-- Directions for this task --
Within the data below, find the string "Ally" and return each line where it occurs.

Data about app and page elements
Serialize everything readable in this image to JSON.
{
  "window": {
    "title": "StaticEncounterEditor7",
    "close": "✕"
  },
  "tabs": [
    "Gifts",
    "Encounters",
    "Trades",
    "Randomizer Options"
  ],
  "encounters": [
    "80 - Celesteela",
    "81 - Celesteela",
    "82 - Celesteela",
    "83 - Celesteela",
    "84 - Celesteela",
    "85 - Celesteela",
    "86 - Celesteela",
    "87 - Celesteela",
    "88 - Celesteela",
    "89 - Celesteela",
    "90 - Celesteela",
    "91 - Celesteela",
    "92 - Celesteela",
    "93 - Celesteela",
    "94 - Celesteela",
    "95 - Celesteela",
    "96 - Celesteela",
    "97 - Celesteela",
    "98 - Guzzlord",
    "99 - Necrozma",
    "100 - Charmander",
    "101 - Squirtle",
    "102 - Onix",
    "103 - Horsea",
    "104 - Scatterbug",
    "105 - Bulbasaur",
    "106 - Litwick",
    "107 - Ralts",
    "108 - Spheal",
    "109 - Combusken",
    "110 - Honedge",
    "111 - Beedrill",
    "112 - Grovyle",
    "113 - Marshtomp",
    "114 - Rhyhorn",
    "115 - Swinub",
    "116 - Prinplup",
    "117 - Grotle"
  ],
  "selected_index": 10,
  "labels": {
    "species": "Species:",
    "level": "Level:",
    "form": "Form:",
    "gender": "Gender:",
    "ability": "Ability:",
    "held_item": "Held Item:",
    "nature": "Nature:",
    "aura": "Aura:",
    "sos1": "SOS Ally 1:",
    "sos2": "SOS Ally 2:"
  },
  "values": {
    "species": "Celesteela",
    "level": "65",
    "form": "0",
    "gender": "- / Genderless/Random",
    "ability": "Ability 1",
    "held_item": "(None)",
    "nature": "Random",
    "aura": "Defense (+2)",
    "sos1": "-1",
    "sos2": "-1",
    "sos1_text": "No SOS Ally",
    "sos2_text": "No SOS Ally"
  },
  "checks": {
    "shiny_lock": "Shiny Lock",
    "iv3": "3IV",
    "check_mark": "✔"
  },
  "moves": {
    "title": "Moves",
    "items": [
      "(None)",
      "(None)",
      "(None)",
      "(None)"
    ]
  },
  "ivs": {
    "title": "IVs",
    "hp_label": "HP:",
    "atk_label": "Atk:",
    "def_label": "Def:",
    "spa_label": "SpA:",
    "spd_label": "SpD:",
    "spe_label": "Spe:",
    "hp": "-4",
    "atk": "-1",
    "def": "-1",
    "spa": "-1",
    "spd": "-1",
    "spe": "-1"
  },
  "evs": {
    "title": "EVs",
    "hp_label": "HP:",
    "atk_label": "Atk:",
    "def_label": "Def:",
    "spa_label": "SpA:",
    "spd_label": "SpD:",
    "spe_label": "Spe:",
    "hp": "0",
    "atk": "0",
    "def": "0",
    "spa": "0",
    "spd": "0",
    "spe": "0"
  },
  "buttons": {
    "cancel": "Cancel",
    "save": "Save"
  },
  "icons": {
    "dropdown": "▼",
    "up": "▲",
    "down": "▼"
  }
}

-- Solved problem --
    "sos1": "SOS Ally 1:",
    "sos2": "SOS Ally 2:"
    "sos1_text": "No SOS Ally",
    "sos2_text": "No SOS Ally"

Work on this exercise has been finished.